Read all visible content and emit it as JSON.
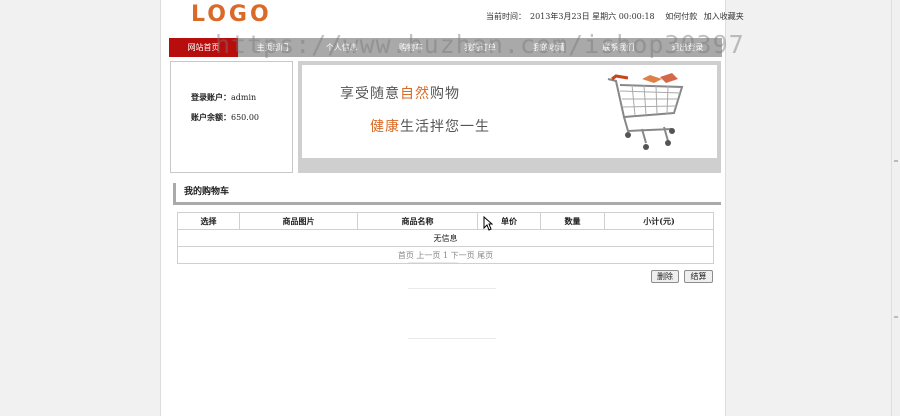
{
  "header": {
    "logo": "LOGO",
    "time_label": "当前时间：",
    "time_value": "2013年3月23日 星期六 00:00:18",
    "link_pay": "如何付款",
    "link_favorite": "加入收藏夹"
  },
  "nav": {
    "items": [
      "网站首页",
      "主页部门",
      "个人信息",
      "购物车",
      "我的订单",
      "我的收藏",
      "联系我们",
      "退出登录"
    ],
    "active_index": 0
  },
  "watermark": "https://www.huzhan.com/ishop30397",
  "account": {
    "user_label": "登录账户：",
    "user_value": "admin",
    "balance_label": "账户余额：",
    "balance_value": "650.00"
  },
  "banner": {
    "line1_pre": "享受随意",
    "line1_hl": "自然",
    "line1_post": "购物",
    "line2_hl": "健康",
    "line2_post": "生活拌您一生"
  },
  "cart": {
    "title": "我的购物车",
    "columns": [
      "选择",
      "商品图片",
      "商品名称",
      "单价",
      "数量",
      "小计(元)"
    ],
    "empty_text": "无信息",
    "pager": "首页 上一页 1 下一页 尾页"
  },
  "buttons": {
    "delete": "删除",
    "checkout": "结算"
  },
  "colors": {
    "accent": "#d96a28",
    "nav_active": "#b80d0d",
    "nav_bg": "#a9a9a9"
  }
}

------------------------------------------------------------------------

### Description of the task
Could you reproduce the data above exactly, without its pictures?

### Task solution
Read all visible content and emit it as JSON.
{
  "header": {
    "logo": "LOGO",
    "time_label": "当前时间：",
    "time_value": "2013年3月23日 星期六 00:00:18",
    "link_pay": "如何付款",
    "link_favorite": "加入收藏夹"
  },
  "nav": {
    "items": [
      "网站首页",
      "主页部门",
      "个人信息",
      "购物车",
      "我的订单",
      "我的收藏",
      "联系我们",
      "退出登录"
    ],
    "active_index": 0
  },
  "watermark": "https://www.huzhan.com/ishop30397",
  "account": {
    "user_label": "登录账户：",
    "user_value": "admin",
    "balance_label": "账户余额：",
    "balance_value": "650.00"
  },
  "banner": {
    "line1_pre": "享受随意",
    "line1_hl": "自然",
    "line1_post": "购物",
    "line2_hl": "健康",
    "line2_post": "生活拌您一生"
  },
  "cart": {
    "title": "我的购物车",
    "columns": [
      "选择",
      "商品图片",
      "商品名称",
      "单价",
      "数量",
      "小计(元)"
    ],
    "empty_text": "无信息",
    "pager": "首页 上一页 1 下一页 尾页"
  },
  "buttons": {
    "delete": "删除",
    "checkout": "结算"
  },
  "colors": {
    "accent": "#d96a28",
    "nav_active": "#b80d0d",
    "nav_bg": "#a9a9a9"
  }
}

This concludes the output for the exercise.